[Work to be completed]
Write out the entries below once more, exactly, with the pictures left out.

[Element data from apps and pages]
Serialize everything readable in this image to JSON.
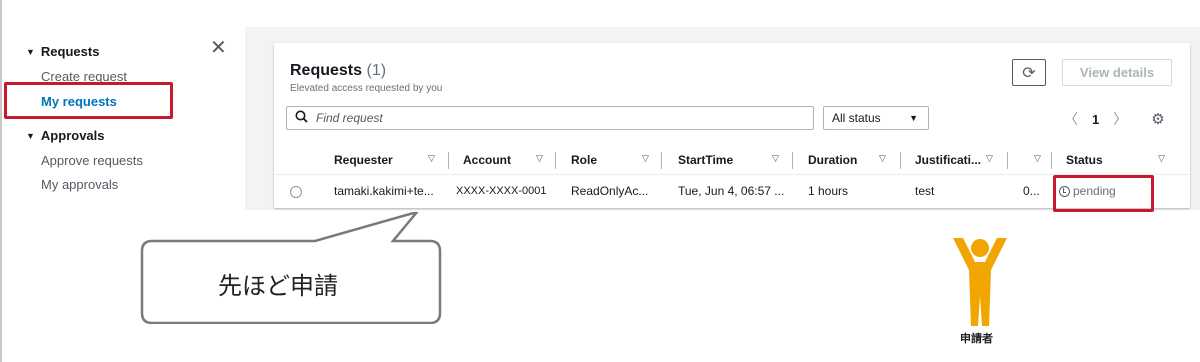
{
  "sidebar": {
    "requests_header": "Requests",
    "create_request": "Create request",
    "my_requests": "My requests",
    "approvals_header": "Approvals",
    "approve_requests": "Approve requests",
    "my_approvals": "My approvals"
  },
  "panel": {
    "title": "Requests",
    "count": "(1)",
    "subtitle": "Elevated access requested by you",
    "refresh_icon": "refresh-icon",
    "view_details": "View details",
    "search_placeholder": "Find request",
    "status_filter": "All status",
    "page_number": "1"
  },
  "table": {
    "columns": [
      "Requester",
      "Account",
      "Role",
      "StartTime",
      "Duration",
      "Justificati...",
      "Status"
    ],
    "rows": [
      {
        "requester": "tamaki.kakimi+te...",
        "account": "XXXX-XXXX-0001",
        "role": "ReadOnlyAc...",
        "start_time": "Tue, Jun 4, 06:57 ...",
        "duration": "1 hours",
        "justification": "test",
        "extra": "0...",
        "status": "pending"
      }
    ]
  },
  "annotation": {
    "callout_text": "先ほど申請",
    "person_label": "申請者"
  },
  "colors": {
    "highlight": "#c7182d",
    "active_link": "#0073bb",
    "figure": "#f0a500"
  }
}
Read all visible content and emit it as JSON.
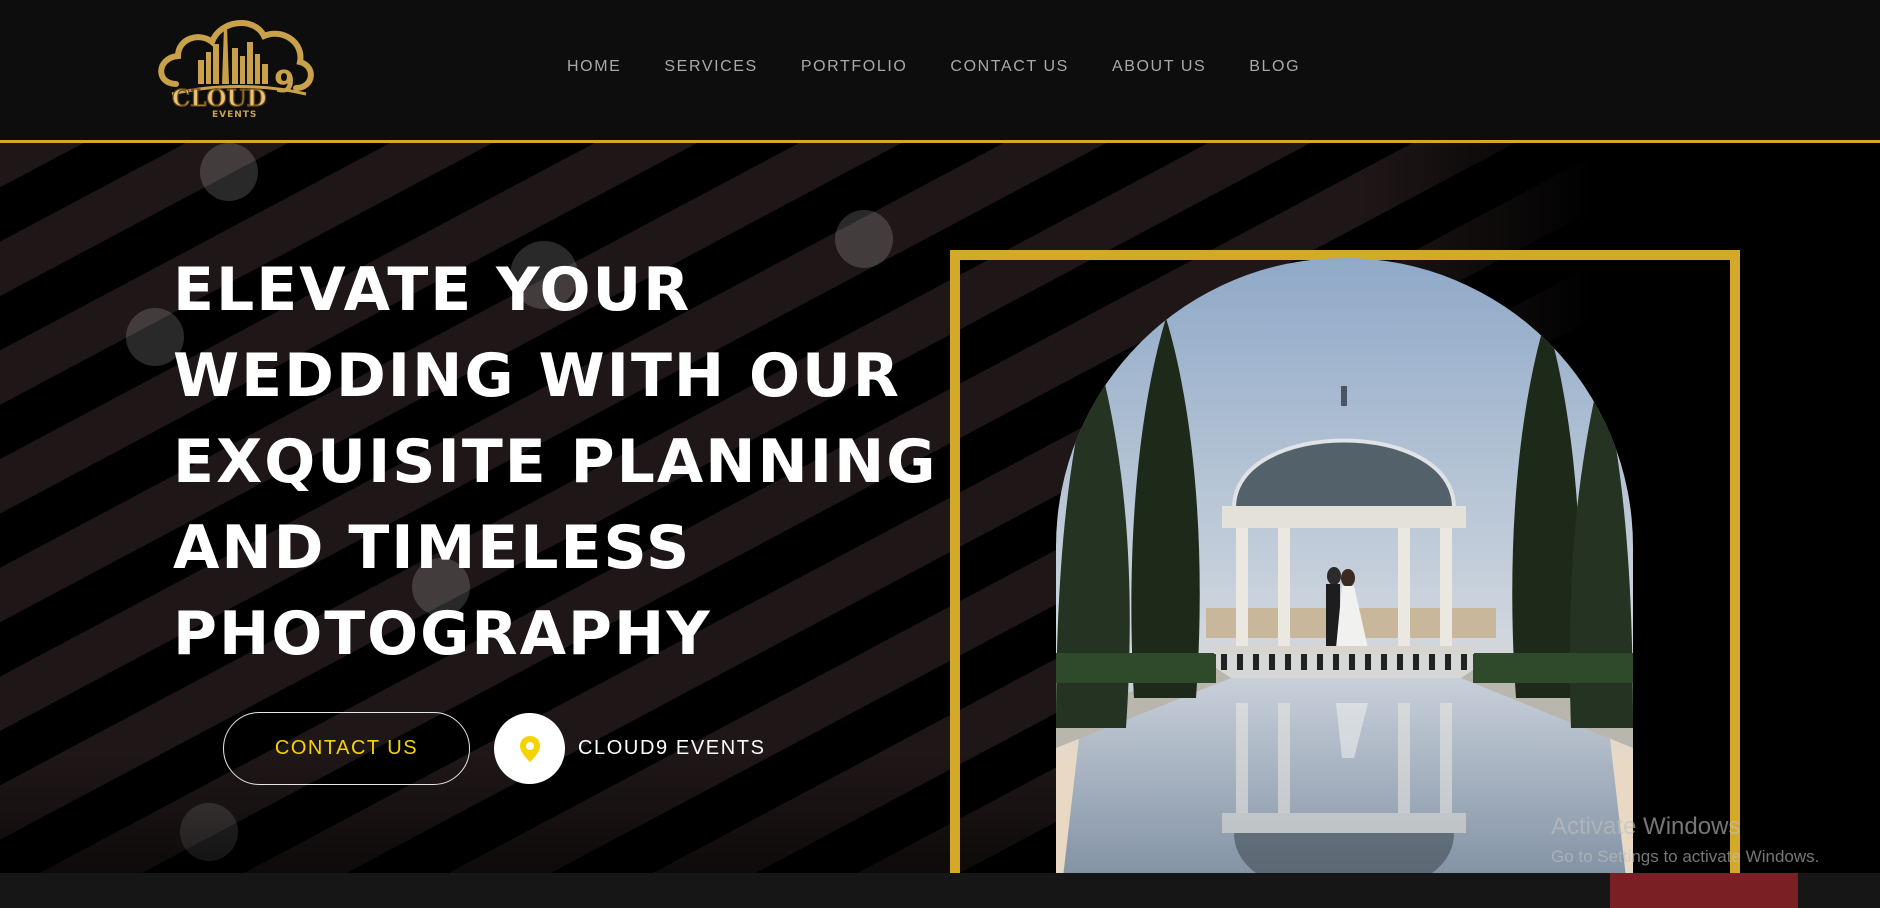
{
  "brand": {
    "logo_word": "CLOUD",
    "logo_nine": "9",
    "logo_sub": "EVENTS"
  },
  "nav": {
    "items": [
      {
        "label": "HOME"
      },
      {
        "label": "SERVICES"
      },
      {
        "label": "PORTFOLIO"
      },
      {
        "label": "CONTACT US"
      },
      {
        "label": "ABOUT US"
      },
      {
        "label": "BLOG"
      }
    ]
  },
  "hero": {
    "headline_lines": [
      "ELEVATE YOUR",
      "WEDDING WITH OUR",
      "EXQUISITE PLANNING",
      "AND TIMELESS",
      "PHOTOGRAPHY"
    ],
    "cta_label": "CONTACT US",
    "location_icon": "map-pin-icon",
    "brand_name": "CLOUD9 EVENTS"
  },
  "watermark": {
    "title": "Activate Windows",
    "subtitle": "Go to Settings to activate Windows."
  },
  "colors": {
    "accent_gold": "#d4a92a",
    "cta_text_yellow": "#f5d300",
    "header_bg": "#0d0d0d",
    "stripe_dark": "#1f1717"
  }
}
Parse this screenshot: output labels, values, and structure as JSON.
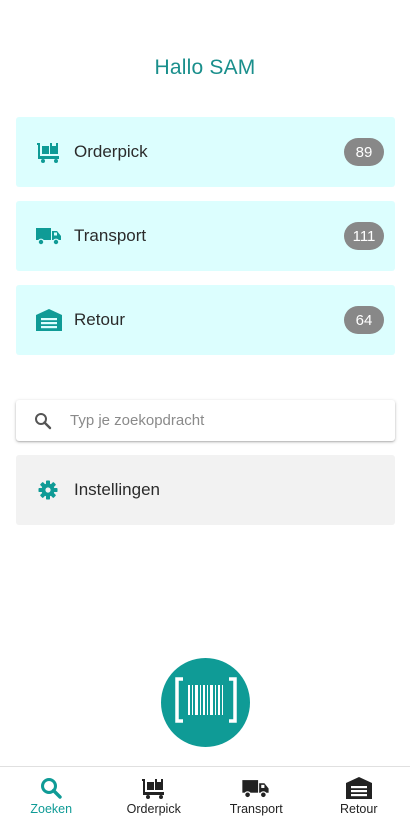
{
  "greeting": "Hallo SAM",
  "colors": {
    "accent": "#0f9b96",
    "card_bg": "#dcfefe",
    "badge_bg": "#888888"
  },
  "menu": [
    {
      "label": "Orderpick",
      "count": "89",
      "icon": "cart-icon"
    },
    {
      "label": "Transport",
      "count": "111",
      "icon": "truck-icon"
    },
    {
      "label": "Retour",
      "count": "64",
      "icon": "warehouse-icon"
    }
  ],
  "search": {
    "placeholder": "Typ je zoekopdracht",
    "value": ""
  },
  "settings": {
    "label": "Instellingen",
    "icon": "gear-icon"
  },
  "scan": {
    "icon": "barcode-scan-icon"
  },
  "bottom_nav": [
    {
      "label": "Zoeken",
      "icon": "search-icon",
      "active": true
    },
    {
      "label": "Orderpick",
      "icon": "cart-icon",
      "active": false
    },
    {
      "label": "Transport",
      "icon": "truck-icon",
      "active": false
    },
    {
      "label": "Retour",
      "icon": "warehouse-icon",
      "active": false
    }
  ]
}
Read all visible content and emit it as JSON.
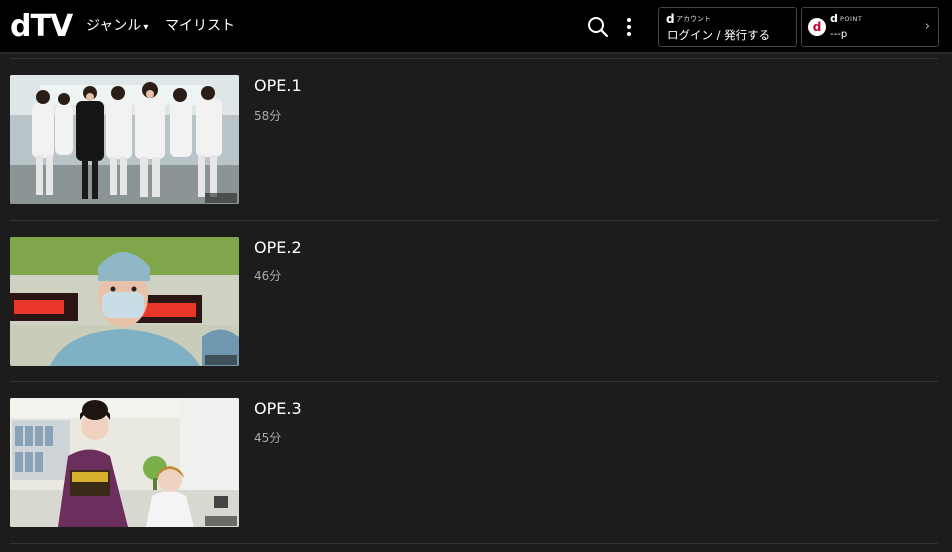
{
  "header": {
    "logo": "dTV",
    "nav": {
      "genre": "ジャンル",
      "genre_caret": "▾",
      "mylist": "マイリスト"
    },
    "account": {
      "d_mark": "d",
      "small_label": "アカウント",
      "login_label": "ログイン / 発行する"
    },
    "point": {
      "badge": "d",
      "d_mark": "d",
      "small_label": "POINT",
      "value": "---p",
      "chevron": "›"
    },
    "icons": {
      "search": "search-icon",
      "more": "more-vertical-icon"
    }
  },
  "episodes": [
    {
      "title": "OPE.1",
      "duration": "58分",
      "thumb_badge": "テレ朝"
    },
    {
      "title": "OPE.2",
      "duration": "46分",
      "thumb_badge": "テレ朝"
    },
    {
      "title": "OPE.3",
      "duration": "45分",
      "thumb_badge": "テレ朝"
    }
  ],
  "colors": {
    "header_bg": "#000000",
    "page_bg": "#1c1c1c",
    "point_red": "#cc0033"
  }
}
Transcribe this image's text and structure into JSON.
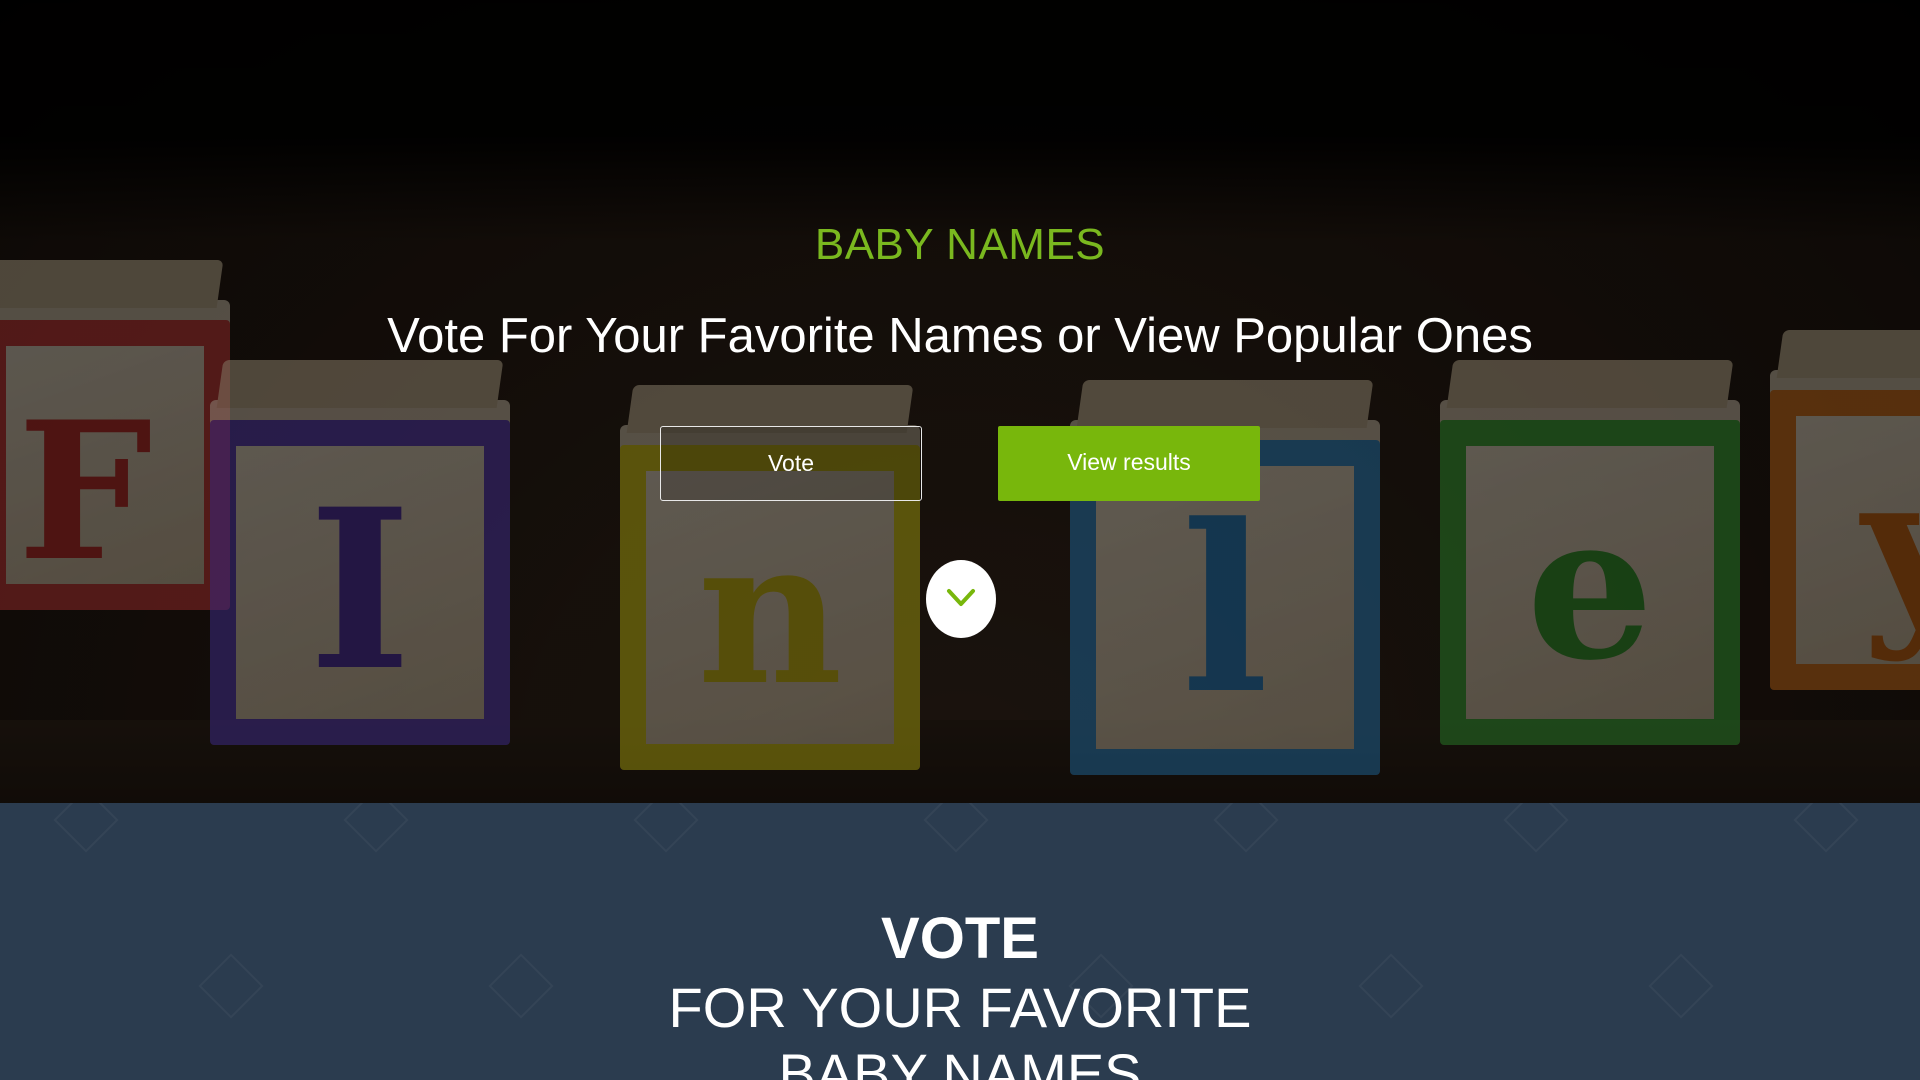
{
  "hero": {
    "brand": "BABY NAMES",
    "headline": "Vote For Your Favorite Names or View Popular Ones",
    "vote_button": "Vote",
    "results_button": "View results",
    "scroll_icon": "chevron-down-icon",
    "block_letters": [
      "F",
      "I",
      "n",
      "l",
      "e",
      "y"
    ]
  },
  "vote_section": {
    "title": "VOTE",
    "subtitle_line1": "FOR YOUR FAVORITE",
    "subtitle_line2": "BABY NAMES"
  },
  "colors": {
    "accent_green": "#78b70c",
    "brand_green": "#7ab81f",
    "section_bg": "#2b3c4f"
  }
}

[Written response]
Serialize everything readable in this image to JSON.
{
  "sidebar": {
    "requests_header": "Requests",
    "create_request": "Create request",
    "my_requests": "My requests",
    "approvals_header": "Approvals",
    "approve_requests": "Approve requests",
    "my_approvals": "My approvals"
  },
  "panel": {
    "title": "Requests",
    "count": "(1)",
    "subtitle": "Elevated access requested by you",
    "refresh_icon": "refresh-icon",
    "view_details": "View details",
    "search_placeholder": "Find request",
    "status_filter": "All status",
    "page_number": "1"
  },
  "table": {
    "columns": [
      "Requester",
      "Account",
      "Role",
      "StartTime",
      "Duration",
      "Justificati...",
      "Status"
    ],
    "rows": [
      {
        "requester": "tamaki.kakimi+te...",
        "account": "XXXX-XXXX-0001",
        "role": "ReadOnlyAc...",
        "start_time": "Tue, Jun 4, 06:57 ...",
        "duration": "1 hours",
        "justification": "test",
        "extra": "0...",
        "status": "pending"
      }
    ]
  },
  "annotation": {
    "callout_text": "先ほど申請",
    "person_label": "申請者"
  },
  "colors": {
    "highlight": "#c7182d",
    "active_link": "#0073bb",
    "figure": "#f0a500"
  }
}
Read all visible content and emit it as JSON.
{
  "brand": {
    "logo_word": "CLOUD",
    "logo_nine": "9",
    "logo_sub": "EVENTS"
  },
  "nav": {
    "items": [
      {
        "label": "HOME"
      },
      {
        "label": "SERVICES"
      },
      {
        "label": "PORTFOLIO"
      },
      {
        "label": "CONTACT US"
      },
      {
        "label": "ABOUT US"
      },
      {
        "label": "BLOG"
      }
    ]
  },
  "hero": {
    "headline_lines": [
      "ELEVATE YOUR",
      "WEDDING WITH OUR",
      "EXQUISITE PLANNING",
      "AND TIMELESS",
      "PHOTOGRAPHY"
    ],
    "cta_label": "CONTACT US",
    "location_icon": "map-pin-icon",
    "brand_name": "CLOUD9 EVENTS"
  },
  "watermark": {
    "title": "Activate Windows",
    "subtitle": "Go to Settings to activate Windows."
  },
  "colors": {
    "accent_gold": "#d4a92a",
    "cta_text_yellow": "#f5d300",
    "header_bg": "#0d0d0d",
    "stripe_dark": "#1f1717"
  }
}
Parse this screenshot: output labels, values, and structure as JSON.
{
  "greeting": "Hallo SAM",
  "colors": {
    "accent": "#0f9b96",
    "card_bg": "#dcfefe",
    "badge_bg": "#888888"
  },
  "menu": [
    {
      "label": "Orderpick",
      "count": "89",
      "icon": "cart-icon"
    },
    {
      "label": "Transport",
      "count": "111",
      "icon": "truck-icon"
    },
    {
      "label": "Retour",
      "count": "64",
      "icon": "warehouse-icon"
    }
  ],
  "search": {
    "placeholder": "Typ je zoekopdracht",
    "value": ""
  },
  "settings": {
    "label": "Instellingen",
    "icon": "gear-icon"
  },
  "scan": {
    "icon": "barcode-scan-icon"
  },
  "bottom_nav": [
    {
      "label": "Zoeken",
      "icon": "search-icon",
      "active": true
    },
    {
      "label": "Orderpick",
      "icon": "cart-icon",
      "active": false
    },
    {
      "label": "Transport",
      "icon": "truck-icon",
      "active": false
    },
    {
      "label": "Retour",
      "icon": "warehouse-icon",
      "active": false
    }
  ]
}
Read all visible content and emit it as JSON.
{
  "header": {
    "logo": "dTV",
    "nav": {
      "genre": "ジャンル",
      "genre_caret": "▾",
      "mylist": "マイリスト"
    },
    "account": {
      "d_mark": "d",
      "small_label": "アカウント",
      "login_label": "ログイン / 発行する"
    },
    "point": {
      "badge": "d",
      "d_mark": "d",
      "small_label": "POINT",
      "value": "---p",
      "chevron": "›"
    },
    "icons": {
      "search": "search-icon",
      "more": "more-vertical-icon"
    }
  },
  "episodes": [
    {
      "title": "OPE.1",
      "duration": "58分",
      "thumb_badge": "テレ朝"
    },
    {
      "title": "OPE.2",
      "duration": "46分",
      "thumb_badge": "テレ朝"
    },
    {
      "title": "OPE.3",
      "duration": "45分",
      "thumb_badge": "テレ朝"
    }
  ],
  "colors": {
    "header_bg": "#000000",
    "page_bg": "#1c1c1c",
    "point_red": "#cc0033"
  }
}
Transcribe this image's text and structure into JSON.
{
  "hero": {
    "brand": "BABY NAMES",
    "headline": "Vote For Your Favorite Names or View Popular Ones",
    "vote_button": "Vote",
    "results_button": "View results",
    "scroll_icon": "chevron-down-icon",
    "block_letters": [
      "F",
      "I",
      "n",
      "l",
      "e",
      "y"
    ]
  },
  "vote_section": {
    "title": "VOTE",
    "subtitle_line1": "FOR YOUR FAVORITE",
    "subtitle_line2": "BABY NAMES"
  },
  "colors": {
    "accent_green": "#78b70c",
    "brand_green": "#7ab81f",
    "section_bg": "#2b3c4f"
  }
}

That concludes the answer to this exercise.